By Rick Wolcott*
“God, these are difficult days for those who protect and serve, and for those who feel unprotected and unserved. Open our hearts and minds to hear from these faithful people today who give remarkable leadership in helping us understand the pressures of our times and to see clearly a way forward.”
- Invocation by the Rev. Dr. Ken Chalker of University Circle UMC
Where do we go from here: Chaos or Community?, a town hall discussion of the relationship between police and the African American community, drew dozens of people to University Circle United Methodist Church (North Coast District) on Saturday, February 25.
“This did not start with Michael Brown in Ferguson or Eric Garner in New York or Tamir Rice here in Cleveland. This is a decades old problem, generations old. But if we don’t dialogue and discuss why we have this problem, and what we can do to solve this problem, it will result in chaos and confusion and mutual destruction of our community,” said Tina Johnson, chairperson of Black Methodists for Church Renewal (BMCR) in East Ohio, which sponsored the town hall meeting.
Pastor Marc Tibbs of Willson UMC (North Coast District), and the vice chairperson/program director of BMCR, said, “We are like ships passing in the night, not having a real candid conversation about what ails us.”
That changed on Saturday. For more than two hours, Tibbs moderated discussions about police hiring and training practices, response times, body cameras, community interaction, citizen expectations, parenting skills, and the public education system.
“We need to work together, the police and the community,” said Cleveland Police Chief Calvin Williams. “Our officers on a daily basis are involved in activities at schools, churches, community rec centers, parks, playgrounds, and in the neighborhoods. We started this in 2014 when I became chief and we determined that we had to have more of a guardian philosophy and not a warrior philosophy.”

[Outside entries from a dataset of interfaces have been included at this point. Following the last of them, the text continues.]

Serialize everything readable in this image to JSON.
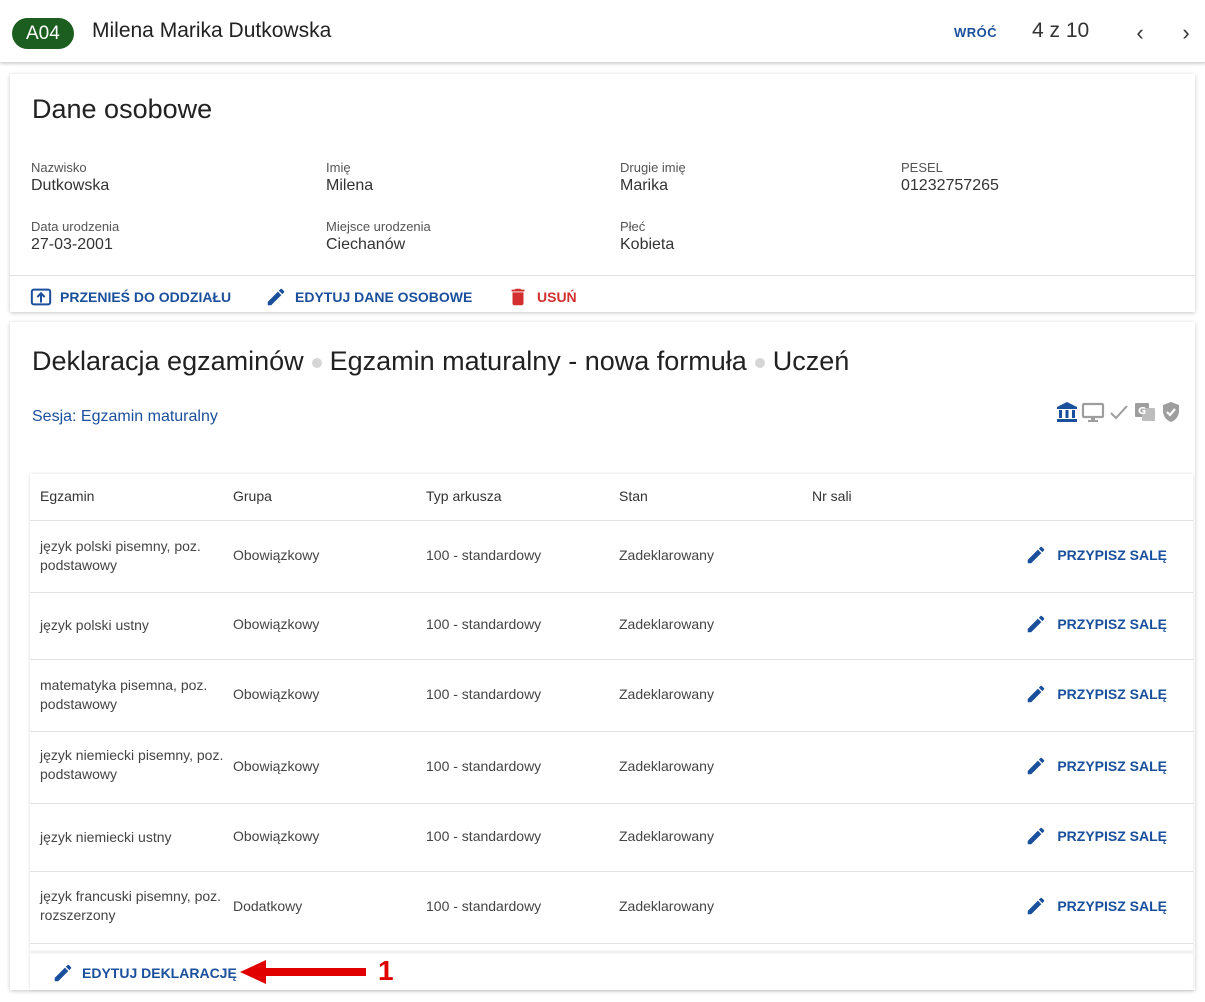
{
  "header": {
    "badge": "A04",
    "student_name": "Milena Marika Dutkowska",
    "back_label": "WRÓĆ",
    "pager": "4 z 10",
    "prev_icon": "chevron-left-icon",
    "next_icon": "chevron-right-icon"
  },
  "personal": {
    "title": "Dane osobowe",
    "fields": [
      {
        "label": "Nazwisko",
        "value": "Dutkowska"
      },
      {
        "label": "Imię",
        "value": "Milena"
      },
      {
        "label": "Drugie imię",
        "value": "Marika"
      },
      {
        "label": "PESEL",
        "value": "01232757265"
      },
      {
        "label": "Data urodzenia",
        "value": "27-03-2001"
      },
      {
        "label": "Miejsce urodzenia",
        "value": "Ciechanów"
      },
      {
        "label": "Płeć",
        "value": "Kobieta"
      }
    ],
    "actions": {
      "move": "PRZENIEŚ DO ODDZIAŁU",
      "edit": "EDYTUJ DANE OSOBOWE",
      "delete": "USUŃ"
    }
  },
  "declaration": {
    "title_parts": [
      "Deklaracja egzaminów",
      "Egzamin maturalny - nowa formuła",
      "Uczeń"
    ],
    "session": "Sesja: Egzamin maturalny",
    "status_icons": [
      "institution-icon",
      "monitor-icon",
      "check-icon",
      "translate-icon",
      "shield-check-icon"
    ],
    "columns": [
      "Egzamin",
      "Grupa",
      "Typ arkusza",
      "Stan",
      "Nr sali"
    ],
    "rows": [
      {
        "exam": "język polski pisemny, poz. podstawowy",
        "group": "Obowiązkowy",
        "sheet": "100 - standardowy",
        "state": "Zadeklarowany",
        "room": "",
        "action": "PRZYPISZ SALĘ"
      },
      {
        "exam": "język polski ustny",
        "group": "Obowiązkowy",
        "sheet": "100 - standardowy",
        "state": "Zadeklarowany",
        "room": "",
        "action": "PRZYPISZ SALĘ"
      },
      {
        "exam": "matematyka pisemna, poz. podstawowy",
        "group": "Obowiązkowy",
        "sheet": "100 - standardowy",
        "state": "Zadeklarowany",
        "room": "",
        "action": "PRZYPISZ SALĘ"
      },
      {
        "exam": "język niemiecki pisemny, poz. podstawowy",
        "group": "Obowiązkowy",
        "sheet": "100 - standardowy",
        "state": "Zadeklarowany",
        "room": "",
        "action": "PRZYPISZ SALĘ"
      },
      {
        "exam": "język niemiecki ustny",
        "group": "Obowiązkowy",
        "sheet": "100 - standardowy",
        "state": "Zadeklarowany",
        "room": "",
        "action": "PRZYPISZ SALĘ"
      },
      {
        "exam": "język francuski pisemny, poz. rozszerzony",
        "group": "Dodatkowy",
        "sheet": "100 - standardowy",
        "state": "Zadeklarowany",
        "room": "",
        "action": "PRZYPISZ SALĘ"
      }
    ],
    "edit_label": "EDYTUJ DEKLARACJĘ"
  },
  "annotation": {
    "number": "1",
    "color": "#e00000"
  },
  "colors": {
    "accent": "#1a4f9c",
    "badge": "#1b5e20",
    "danger": "#d32f2f"
  }
}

Bedford Heights Mayor Fletcher Berger and Highland Hills Police Chief Antonio Stitt said that the officers in their respective cities also are required to have daily interaction with the citizens that they serve – but they don’t do it alone.
“I’m a technology guy,” Berger said. “So our police officers don’t interact with anybody without their body camera rolling because there needs to be accountability for everybody, the police officers and our citizens.”
“This helps with our review process,” Williams concurred. “All of our front line Cleveland police officers currently have body cameras.”
“I know we need our police to do more but we can’t let the community off the hook, either. We need our citizens to be engaged,” said the Rev. Dr. Yvonne Conner, a retired East Ohio Conference elder and a member of the Cleveland Community Police Commission.
She spoke often throughout the meeting about the importance of educating our children.
“Impactful, positive change is a team effort. I am persuaded to anchor my movements and my actions toward demanding equality in education for our most vulnerable, our children,” she said.
An afternoon of good information came to a climax when each panelist shared the one thing they would do if given a blank slate to address the issues facing our communities.
Michael Nelson, president of the Cleveland chapter of the National Association for the Advancement of Colored People (NAACP) didn’t hesitate. “I would re-establish the Police Athletic League because it gave youth a chance to interact with police before they got in trouble,” he said.
Berger said, “We need to start with our youth. They need to get a different attitude. We are going to have to take an attitude that we can’t let youth get away with whatever they want.”
“I would start with our youth and building relationships,” Conner said.
“I think it starts at home. I was born in Tuskegee, Alabama and moved here when I was four when my mom split from my dad,” Williams said. “We were raised to respect others. Parents need to be parents, and not a best friend. We need to raise our kids the way they are supposed to be raised.”
Stitt agreed. “Family for me is the key. It’s amazing to me what people don’t know about raising their kids,” he said. “I spend a lot of time talking to and coaching parents.”
With that, the formal discussion ended. In its place, many smaller conversations filled the meeting room, the hallway, and the parking lot as people looked for signs of hope for the ways that we treat one another.
*Rick Wolcott is director of Communications for the East Ohio Conference of The United Methodist Church.